Brief →
Each line of data below must be printed exactly as written, with any pictures removed.

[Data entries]
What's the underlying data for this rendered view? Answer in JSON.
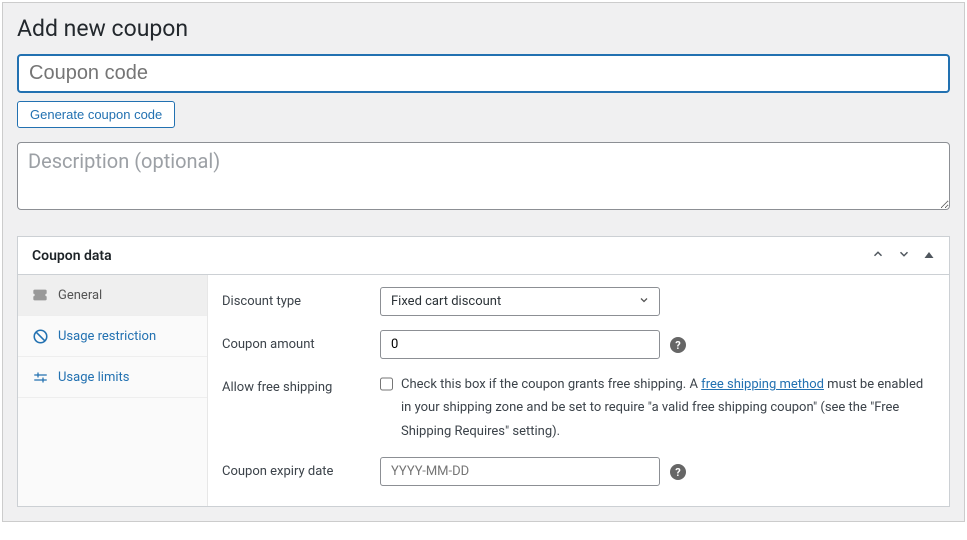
{
  "header": {
    "title": "Add new coupon"
  },
  "coupon_code": {
    "placeholder": "Coupon code",
    "value": ""
  },
  "generate_button": {
    "label": "Generate coupon code"
  },
  "description": {
    "placeholder": "Description (optional)",
    "value": ""
  },
  "metabox": {
    "title": "Coupon data",
    "tabs": {
      "general": {
        "label": "General"
      },
      "usage_restriction": {
        "label": "Usage restriction"
      },
      "usage_limits": {
        "label": "Usage limits"
      }
    },
    "fields": {
      "discount_type": {
        "label": "Discount type",
        "value": "Fixed cart discount"
      },
      "coupon_amount": {
        "label": "Coupon amount",
        "value": "0"
      },
      "free_shipping": {
        "label": "Allow free shipping",
        "desc_prefix": "Check this box if the coupon grants free shipping. A ",
        "link_text": "free shipping method",
        "desc_suffix": " must be enabled in your shipping zone and be set to require \"a valid free shipping coupon\" (see the \"Free Shipping Requires\" setting)."
      },
      "expiry_date": {
        "label": "Coupon expiry date",
        "placeholder": "YYYY-MM-DD",
        "value": ""
      }
    }
  }
}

Solution →
What's the underlying data for this rendered view? Answer in JSON.
{
  "header": {
    "title": "Add new coupon"
  },
  "coupon_code": {
    "placeholder": "Coupon code",
    "value": ""
  },
  "generate_button": {
    "label": "Generate coupon code"
  },
  "description": {
    "placeholder": "Description (optional)",
    "value": ""
  },
  "metabox": {
    "title": "Coupon data",
    "tabs": {
      "general": {
        "label": "General"
      },
      "usage_restriction": {
        "label": "Usage restriction"
      },
      "usage_limits": {
        "label": "Usage limits"
      }
    },
    "fields": {
      "discount_type": {
        "label": "Discount type",
        "value": "Fixed cart discount"
      },
      "coupon_amount": {
        "label": "Coupon amount",
        "value": "0"
      },
      "free_shipping": {
        "label": "Allow free shipping",
        "desc_prefix": "Check this box if the coupon grants free shipping. A ",
        "link_text": "free shipping method",
        "desc_suffix": " must be enabled in your shipping zone and be set to require \"a valid free shipping coupon\" (see the \"Free Shipping Requires\" setting)."
      },
      "expiry_date": {
        "label": "Coupon expiry date",
        "placeholder": "YYYY-MM-DD",
        "value": ""
      }
    }
  }
}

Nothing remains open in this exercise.